What is reconstruction cost?
Reconstruction cost is the cost to hire a contractor to replace your home as it is. This cost is not the same as the market value. Market value is the price at which a house, in its current condition, will sell for within 30 to 90 days. Obviously, no 2 homes are exact, which creates a multitude of considerations that go into formulating the appropriate amount of coverage for reconstruction cost. Here are some things to consider:

Many homeowners want to be involved in the process of rebuilding their homes. However; with that being said, homeowner involvement can increase the time it takes to reconstruct which in turn, will increase cost. It is important that a homeowner be wary of the projects however; don’t be the pesky homeowner that impedes on progress. Finding a quality builder who is certified to work on your projects can also take time.

Custom features
Can the features that make your home unique be items found in a local retail store or are they “special-order” features that require some research? (This can include built-in cabinetry, stereos, media systems, custom window treatments, and high-end appliances.) All custom features may need to be included in replacement cost.

Age of the home
Older homes may have unique features that can be very difficult to replace ie.; custom-sized doors and windows. Custom anything usually increases replacement cost. For example, older homes typically have plaster walls…the cost of a plaster is greater than drywall. Is your home in a historic registry or located in a historic district.? Perhaps there are strict code requirements and/or ordinances that could make even small losses costly.
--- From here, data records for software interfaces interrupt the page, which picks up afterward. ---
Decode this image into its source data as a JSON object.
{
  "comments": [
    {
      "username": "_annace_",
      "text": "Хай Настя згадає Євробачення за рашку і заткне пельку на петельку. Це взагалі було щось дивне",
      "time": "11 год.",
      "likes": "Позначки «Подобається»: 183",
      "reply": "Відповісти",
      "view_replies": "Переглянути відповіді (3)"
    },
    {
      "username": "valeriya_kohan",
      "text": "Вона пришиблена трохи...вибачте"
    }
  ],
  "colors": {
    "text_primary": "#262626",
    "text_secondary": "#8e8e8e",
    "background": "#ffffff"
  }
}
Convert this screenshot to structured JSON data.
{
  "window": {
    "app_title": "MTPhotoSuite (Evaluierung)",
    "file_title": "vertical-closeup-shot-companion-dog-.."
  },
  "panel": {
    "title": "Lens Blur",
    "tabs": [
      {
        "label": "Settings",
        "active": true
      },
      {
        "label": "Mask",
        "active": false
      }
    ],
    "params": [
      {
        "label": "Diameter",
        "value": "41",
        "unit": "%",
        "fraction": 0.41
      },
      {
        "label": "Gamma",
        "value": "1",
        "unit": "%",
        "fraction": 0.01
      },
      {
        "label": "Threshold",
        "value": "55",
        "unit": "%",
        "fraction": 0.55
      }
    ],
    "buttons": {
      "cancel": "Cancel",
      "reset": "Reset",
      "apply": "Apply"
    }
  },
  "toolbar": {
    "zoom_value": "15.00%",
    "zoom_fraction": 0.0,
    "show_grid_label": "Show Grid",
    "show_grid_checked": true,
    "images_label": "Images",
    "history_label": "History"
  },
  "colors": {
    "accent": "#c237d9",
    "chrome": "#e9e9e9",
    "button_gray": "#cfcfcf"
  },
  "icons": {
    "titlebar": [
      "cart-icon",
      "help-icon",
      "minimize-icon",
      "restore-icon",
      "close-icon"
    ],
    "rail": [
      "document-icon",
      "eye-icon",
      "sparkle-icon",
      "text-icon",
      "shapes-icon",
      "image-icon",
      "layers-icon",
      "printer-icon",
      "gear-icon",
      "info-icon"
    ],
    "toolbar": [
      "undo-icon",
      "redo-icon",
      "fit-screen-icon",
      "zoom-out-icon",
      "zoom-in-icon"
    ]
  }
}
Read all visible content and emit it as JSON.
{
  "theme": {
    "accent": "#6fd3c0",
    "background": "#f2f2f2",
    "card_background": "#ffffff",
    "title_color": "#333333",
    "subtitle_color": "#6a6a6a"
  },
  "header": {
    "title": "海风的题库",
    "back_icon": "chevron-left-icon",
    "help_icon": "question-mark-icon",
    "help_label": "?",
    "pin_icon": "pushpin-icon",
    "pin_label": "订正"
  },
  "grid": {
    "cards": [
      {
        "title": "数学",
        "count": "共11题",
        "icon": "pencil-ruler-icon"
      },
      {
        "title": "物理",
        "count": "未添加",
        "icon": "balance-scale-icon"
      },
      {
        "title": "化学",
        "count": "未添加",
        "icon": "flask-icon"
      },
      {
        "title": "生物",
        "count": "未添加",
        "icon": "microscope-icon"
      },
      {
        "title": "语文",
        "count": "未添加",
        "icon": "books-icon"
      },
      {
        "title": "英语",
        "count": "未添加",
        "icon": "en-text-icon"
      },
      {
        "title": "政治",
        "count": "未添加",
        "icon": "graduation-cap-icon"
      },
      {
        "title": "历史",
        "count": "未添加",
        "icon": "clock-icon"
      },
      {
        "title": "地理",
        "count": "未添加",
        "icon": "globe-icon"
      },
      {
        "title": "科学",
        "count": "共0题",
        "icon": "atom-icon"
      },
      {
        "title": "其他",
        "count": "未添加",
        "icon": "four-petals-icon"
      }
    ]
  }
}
Be sure to speak with your agent about these requirements.

Building codes
A rebuilt home may have to meet building codes that weren’t in place at the time your home was first built.

Site accessibility
The amount of difficulty that a contractor has accessing your property to re-build damage to your home can influence the cost. (New homes are typically built on empty lots that large machinery can easily access.) Time and labor to work around landscaping, neighboring properties or restrictions set by the community can increase the cost.

Economy of scale
Builders can receive discounts on materials and labor when multiple homes are built at once. Note: these savings will not apply to rebuilding cost.

Natural disaster effect
When materials and labor are scarce due to economic and/or weather-related conditions, costs can rise. We know that high demand and limited supply drives costs up. These expenses can include engineer and contractor fees, labor, and foundation.

Demolition and debris removal
Depending on the type of loss, a significant amount of cleanup may be required prior to starting the rebuilding process.

Keep your coverage up to date
As you build a life in your home, you may make enhancements that, in the event of a loss, you would want to replace. Whether you make additions or improvements yourself or hire a contractor, remember to update your homeowner insurance. Your agent can work with you to update your Coverage A limit (which determines the amount of insurance you have to reconstruct your home in the event of a total loss). We are ready to help determine the amount of protection you need to rebuild your home and replace your belongings. Thank your for trusting Bruen Deldin DiDio to protect you and yours.